  • New Deal
  • World War II
  • Pearl Harbor
  • Fascism/Totalitarianism, Holocaust, Nazi concentration camps, Japanese atrocities
  • Japanese American Internment
  • D-Day invasion
  • "Island-hopping"
  • Atomic bombs

Factual Content Quizlet for Unit 7

Study Resources

Of Interest

Dark Side of the 1920s Presentation

1920s Presentation Snapshot

FSA Color Photographs, 1930s-40s

Cabin in Southern U.S.  (LOC)

Primary Sources

How the Other Half Lives (Excerpt)

Riis, Jacob A
Jacob Riis, a Danish immigrant, combined photography and journalism into a powerful indictment of poverty in America. His 1890, How the Other Half Lives shocked Americans with its raw depictions of urban slums. Here, he describes poverty in New York.
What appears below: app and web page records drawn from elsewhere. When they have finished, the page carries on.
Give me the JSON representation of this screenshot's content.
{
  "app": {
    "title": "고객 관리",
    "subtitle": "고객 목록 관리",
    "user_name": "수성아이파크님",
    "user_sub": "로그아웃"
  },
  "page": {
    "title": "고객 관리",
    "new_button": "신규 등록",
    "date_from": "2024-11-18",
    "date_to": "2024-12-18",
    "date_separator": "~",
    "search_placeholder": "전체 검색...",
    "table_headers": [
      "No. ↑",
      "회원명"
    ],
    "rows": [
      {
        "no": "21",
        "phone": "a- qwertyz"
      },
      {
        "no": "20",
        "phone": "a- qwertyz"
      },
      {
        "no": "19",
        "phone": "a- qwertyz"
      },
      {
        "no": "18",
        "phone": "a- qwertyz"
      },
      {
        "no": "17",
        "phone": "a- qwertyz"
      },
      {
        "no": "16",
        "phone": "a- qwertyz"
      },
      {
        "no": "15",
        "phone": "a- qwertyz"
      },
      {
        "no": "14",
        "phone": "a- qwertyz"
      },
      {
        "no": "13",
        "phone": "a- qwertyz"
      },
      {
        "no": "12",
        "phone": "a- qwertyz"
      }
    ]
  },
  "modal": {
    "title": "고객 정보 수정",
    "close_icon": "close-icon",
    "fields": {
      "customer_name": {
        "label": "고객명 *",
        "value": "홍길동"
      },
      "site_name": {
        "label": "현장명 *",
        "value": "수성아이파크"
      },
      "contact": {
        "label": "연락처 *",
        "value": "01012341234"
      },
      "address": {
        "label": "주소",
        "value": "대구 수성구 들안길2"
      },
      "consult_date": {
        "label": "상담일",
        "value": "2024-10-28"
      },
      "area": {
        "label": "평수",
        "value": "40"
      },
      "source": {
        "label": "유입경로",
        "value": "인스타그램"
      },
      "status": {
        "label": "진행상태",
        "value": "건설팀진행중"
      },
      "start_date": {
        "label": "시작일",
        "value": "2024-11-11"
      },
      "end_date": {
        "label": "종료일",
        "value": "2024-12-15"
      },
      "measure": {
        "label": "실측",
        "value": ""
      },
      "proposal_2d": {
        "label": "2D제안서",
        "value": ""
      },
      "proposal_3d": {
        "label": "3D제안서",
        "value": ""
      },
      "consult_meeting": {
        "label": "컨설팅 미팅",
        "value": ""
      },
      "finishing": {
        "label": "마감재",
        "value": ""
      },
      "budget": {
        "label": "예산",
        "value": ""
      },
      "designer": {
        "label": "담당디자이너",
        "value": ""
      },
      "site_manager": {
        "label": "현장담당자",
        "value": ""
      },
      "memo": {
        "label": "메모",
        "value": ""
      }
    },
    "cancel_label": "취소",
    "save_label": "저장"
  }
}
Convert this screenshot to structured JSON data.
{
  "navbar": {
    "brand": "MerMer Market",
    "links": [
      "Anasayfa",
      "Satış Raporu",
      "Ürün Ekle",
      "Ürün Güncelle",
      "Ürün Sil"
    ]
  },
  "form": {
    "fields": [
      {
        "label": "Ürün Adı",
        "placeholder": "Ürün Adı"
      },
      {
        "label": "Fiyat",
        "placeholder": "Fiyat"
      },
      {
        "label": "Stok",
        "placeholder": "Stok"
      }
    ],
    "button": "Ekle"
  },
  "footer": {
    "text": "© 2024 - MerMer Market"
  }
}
Significance of the Frontier in American History

Turner, Frederick Jackson
Perhaps the most influential essay by an American historian, Frederick Jackson Turner’s address to the American Historical Association on “The Significance of the Frontier in American History” defined for many Americans the relationship between the frontier and American culture and contemplated what might follow “the closing of the frontier.”

The White Man's Burden

Kipling, Rudyard
​​​​​​​As the United States waged war against Filipino insurgents, the British writer and poet Rudyard Kipling urged the Americans to take up “the white man’s burden.”

McKinley on the Philippines

McKinley, William
January 23, 1903

When next I realized that the Philippines had dropped into our laps, I confess I did not know what to do with them. I sought counsel from all sides-Democrats as well as Republicans-but got little help. I thought first we would take only Manila; then Luzon; then other islands, perhaps, also.